## The task:
Each entry that follows should be retyped in full and exactly.

## Source data:

BEGIN

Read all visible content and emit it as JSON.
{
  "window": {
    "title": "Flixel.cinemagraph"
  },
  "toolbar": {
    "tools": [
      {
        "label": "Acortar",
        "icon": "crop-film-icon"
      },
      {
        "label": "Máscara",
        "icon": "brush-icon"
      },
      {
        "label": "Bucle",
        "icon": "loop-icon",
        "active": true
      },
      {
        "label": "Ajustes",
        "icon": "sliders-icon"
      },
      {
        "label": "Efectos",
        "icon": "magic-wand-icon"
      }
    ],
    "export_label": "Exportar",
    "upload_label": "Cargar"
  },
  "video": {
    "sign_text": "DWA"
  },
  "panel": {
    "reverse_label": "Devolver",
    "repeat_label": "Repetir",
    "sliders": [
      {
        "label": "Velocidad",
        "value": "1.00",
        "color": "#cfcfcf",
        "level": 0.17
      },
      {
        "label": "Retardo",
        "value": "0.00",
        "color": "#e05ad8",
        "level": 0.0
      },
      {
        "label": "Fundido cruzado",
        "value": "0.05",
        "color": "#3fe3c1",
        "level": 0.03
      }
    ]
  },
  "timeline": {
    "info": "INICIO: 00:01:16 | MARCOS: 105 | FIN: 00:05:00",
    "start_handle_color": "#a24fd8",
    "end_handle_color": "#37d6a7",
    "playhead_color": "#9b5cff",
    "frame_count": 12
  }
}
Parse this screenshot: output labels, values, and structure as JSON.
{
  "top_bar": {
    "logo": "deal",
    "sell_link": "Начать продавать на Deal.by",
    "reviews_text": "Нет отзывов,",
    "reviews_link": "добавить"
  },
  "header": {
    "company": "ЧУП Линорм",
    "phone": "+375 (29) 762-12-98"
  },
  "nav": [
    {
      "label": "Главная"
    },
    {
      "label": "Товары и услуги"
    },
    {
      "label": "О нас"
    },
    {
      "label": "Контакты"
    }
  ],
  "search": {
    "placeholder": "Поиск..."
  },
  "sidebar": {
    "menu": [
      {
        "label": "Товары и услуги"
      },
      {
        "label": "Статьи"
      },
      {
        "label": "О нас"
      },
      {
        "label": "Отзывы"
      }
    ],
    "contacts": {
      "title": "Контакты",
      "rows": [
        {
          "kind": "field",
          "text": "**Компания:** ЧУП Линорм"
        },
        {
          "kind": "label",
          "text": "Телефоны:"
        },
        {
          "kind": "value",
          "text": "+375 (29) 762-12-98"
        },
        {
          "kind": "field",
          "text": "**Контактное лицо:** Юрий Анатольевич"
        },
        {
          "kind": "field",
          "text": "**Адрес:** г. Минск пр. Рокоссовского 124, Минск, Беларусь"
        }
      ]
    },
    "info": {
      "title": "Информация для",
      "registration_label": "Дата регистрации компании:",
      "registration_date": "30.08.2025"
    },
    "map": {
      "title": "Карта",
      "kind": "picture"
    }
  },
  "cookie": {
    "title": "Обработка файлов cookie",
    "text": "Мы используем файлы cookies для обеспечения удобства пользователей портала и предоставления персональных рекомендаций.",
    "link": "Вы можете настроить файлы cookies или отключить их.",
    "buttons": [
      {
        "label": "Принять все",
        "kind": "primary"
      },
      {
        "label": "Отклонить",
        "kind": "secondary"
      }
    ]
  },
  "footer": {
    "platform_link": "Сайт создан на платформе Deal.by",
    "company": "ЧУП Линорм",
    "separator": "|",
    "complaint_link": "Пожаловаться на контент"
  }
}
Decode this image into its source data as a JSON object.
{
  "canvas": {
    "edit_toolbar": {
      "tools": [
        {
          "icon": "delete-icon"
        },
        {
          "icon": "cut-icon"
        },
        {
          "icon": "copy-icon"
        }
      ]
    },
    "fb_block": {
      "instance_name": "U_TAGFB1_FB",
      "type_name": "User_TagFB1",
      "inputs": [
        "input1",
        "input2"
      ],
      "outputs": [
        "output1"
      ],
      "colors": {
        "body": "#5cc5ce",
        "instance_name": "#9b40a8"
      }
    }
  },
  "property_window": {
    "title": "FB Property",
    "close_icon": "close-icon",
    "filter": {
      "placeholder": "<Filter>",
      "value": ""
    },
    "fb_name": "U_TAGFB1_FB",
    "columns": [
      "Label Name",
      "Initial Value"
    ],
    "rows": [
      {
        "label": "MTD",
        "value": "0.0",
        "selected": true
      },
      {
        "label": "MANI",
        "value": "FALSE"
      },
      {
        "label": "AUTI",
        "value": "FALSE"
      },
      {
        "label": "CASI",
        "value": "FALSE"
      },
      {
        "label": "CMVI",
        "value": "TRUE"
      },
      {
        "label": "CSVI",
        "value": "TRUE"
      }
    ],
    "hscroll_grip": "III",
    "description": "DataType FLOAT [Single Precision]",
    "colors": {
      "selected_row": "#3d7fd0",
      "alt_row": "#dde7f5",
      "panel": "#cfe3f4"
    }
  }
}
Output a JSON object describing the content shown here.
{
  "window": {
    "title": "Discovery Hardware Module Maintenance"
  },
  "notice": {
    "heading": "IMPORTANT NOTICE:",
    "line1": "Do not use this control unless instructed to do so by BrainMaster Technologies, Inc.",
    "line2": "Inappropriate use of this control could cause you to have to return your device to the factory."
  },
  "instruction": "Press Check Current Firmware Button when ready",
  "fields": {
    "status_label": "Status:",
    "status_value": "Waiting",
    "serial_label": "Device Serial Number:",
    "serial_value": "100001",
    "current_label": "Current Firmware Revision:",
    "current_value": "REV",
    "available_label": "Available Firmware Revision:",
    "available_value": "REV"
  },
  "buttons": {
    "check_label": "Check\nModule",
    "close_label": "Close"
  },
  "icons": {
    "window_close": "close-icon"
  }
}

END

## Expected answer:
Read all visible content and emit it as JSON.
{
  "window": {
    "title": "Flixel.cinemagraph"
  },
  "toolbar": {
    "tools": [
      {
        "label": "Acortar",
        "icon": "crop-film-icon"
      },
      {
        "label": "Máscara",
        "icon": "brush-icon"
      },
      {
        "label": "Bucle",
        "icon": "loop-icon",
        "active": true
      },
      {
        "label": "Ajustes",
        "icon": "sliders-icon"
      },
      {
        "label": "Efectos",
        "icon": "magic-wand-icon"
      }
    ],
    "export_label": "Exportar",
    "upload_label": "Cargar"
  },
  "video": {
    "sign_text": "DWA"
  },
  "panel": {
    "reverse_label": "Devolver",
    "repeat_label": "Repetir",
    "sliders": [
      {
        "label": "Velocidad",
        "value": "1.00",
        "color": "#cfcfcf",
        "level": 0.17
      },
      {
        "label": "Retardo",
        "value": "0.00",
        "color": "#e05ad8",
        "level": 0.0
      },
      {
        "label": "Fundido cruzado",
        "value": "0.05",
        "color": "#3fe3c1",
        "level": 0.03
      }
    ]
  },
  "timeline": {
    "info": "INICIO: 00:01:16 | MARCOS: 105 | FIN: 00:05:00",
    "start_handle_color": "#a24fd8",
    "end_handle_color": "#37d6a7",
    "playhead_color": "#9b5cff",
    "frame_count": 12
  }
}
Parse this screenshot: output labels, values, and structure as JSON.
{
  "top_bar": {
    "logo": "deal",
    "sell_link": "Начать продавать на Deal.by",
    "reviews_text": "Нет отзывов,",
    "reviews_link": "добавить"
  },
  "header": {
    "company": "ЧУП Линорм",
    "phone": "+375 (29) 762-12-98"
  },
  "nav": [
    {
      "label": "Главная"
    },
    {
      "label": "Товары и услуги"
    },
    {
      "label": "О нас"
    },
    {
      "label": "Контакты"
    }
  ],
  "search": {
    "placeholder": "Поиск..."
  },
  "sidebar": {
    "menu": [
      {
        "label": "Товары и услуги"
      },
      {
        "label": "Статьи"
      },
      {
        "label": "О нас"
      },
      {
        "label": "Отзывы"
      }
    ],
    "contacts": {
      "title": "Контакты",
      "rows": [
        {
          "kind": "field",
          "text": "**Компания:** ЧУП Линорм"
        },
        {
          "kind": "label",
          "text": "Телефоны:"
        },
        {
          "kind": "value",
          "text": "+375 (29) 762-12-98"
        },
        {
          "kind": "field",
          "text": "**Контактное лицо:** Юрий Анатольевич"
        },
        {
          "kind": "field",
          "text": "**Адрес:** г. Минск пр. Рокоссовского 124, Минск, Беларусь"
        }
      ]
    },
    "info": {
      "title": "Информация для",
      "registration_label": "Дата регистрации компании:",
      "registration_date": "30.08.2025"
    },
    "map": {
      "title": "Карта",
      "kind": "picture"
    }
  },
  "cookie": {
    "title": "Обработка файлов cookie",
    "text": "Мы используем файлы cookies для обеспечения удобства пользователей портала и предоставления персональных рекомендаций.",
    "link": "Вы можете настроить файлы cookies или отключить их.",
    "buttons": [
      {
        "label": "Принять все",
        "kind": "primary"
      },
      {
        "label": "Отклонить",
        "kind": "secondary"
      }
    ]
  },
  "footer": {
    "platform_link": "Сайт создан на платформе Deal.by",
    "company": "ЧУП Линорм",
    "separator": "|",
    "complaint_link": "Пожаловаться на контент"
  }
}
Decode this image into its source data as a JSON object.
{
  "canvas": {
    "edit_toolbar": {
      "tools": [
        {
          "icon": "delete-icon"
        },
        {
          "icon": "cut-icon"
        },
        {
          "icon": "copy-icon"
        }
      ]
    },
    "fb_block": {
      "instance_name": "U_TAGFB1_FB",
      "type_name": "User_TagFB1",
      "inputs": [
        "input1",
        "input2"
      ],
      "outputs": [
        "output1"
      ],
      "colors": {
        "body": "#5cc5ce",
        "instance_name": "#9b40a8"
      }
    }
  },
  "property_window": {
    "title": "FB Property",
    "close_icon": "close-icon",
    "filter": {
      "placeholder": "<Filter>",
      "value": ""
    },
    "fb_name": "U_TAGFB1_FB",
    "columns": [
      "Label Name",
      "Initial Value"
    ],
    "rows": [
      {
        "label": "MTD",
        "value": "0.0",
        "selected": true
      },
      {
        "label": "MANI",
        "value": "FALSE"
      },
      {
        "label": "AUTI",
        "value": "FALSE"
      },
      {
        "label": "CASI",
        "value": "FALSE"
      },
      {
        "label": "CMVI",
        "value": "TRUE"
      },
      {
        "label": "CSVI",
        "value": "TRUE"
      }
    ],
    "hscroll_grip": "III",
    "description": "DataType FLOAT [Single Precision]",
    "colors": {
      "selected_row": "#3d7fd0",
      "alt_row": "#dde7f5",
      "panel": "#cfe3f4"
    }
  }
}
Output a JSON object describing the content shown here.
{
  "window": {
    "title": "Discovery Hardware Module Maintenance"
  },
  "notice": {
    "heading": "IMPORTANT NOTICE:",
    "line1": "Do not use this control unless instructed to do so by BrainMaster Technologies, Inc.",
    "line2": "Inappropriate use of this control could cause you to have to return your device to the factory."
  },
  "instruction": "Press Check Current Firmware Button when ready",
  "fields": {
    "status_label": "Status:",
    "status_value": "Waiting",
    "serial_label": "Device Serial Number:",
    "serial_value": "100001",
    "current_label": "Current Firmware Revision:",
    "current_value": "REV",
    "available_label": "Available Firmware Revision:",
    "available_value": "REV"
  },
  "buttons": {
    "check_label": "Check\nModule",
    "close_label": "Close"
  },
  "icons": {
    "window_close": "close-icon"
  }
}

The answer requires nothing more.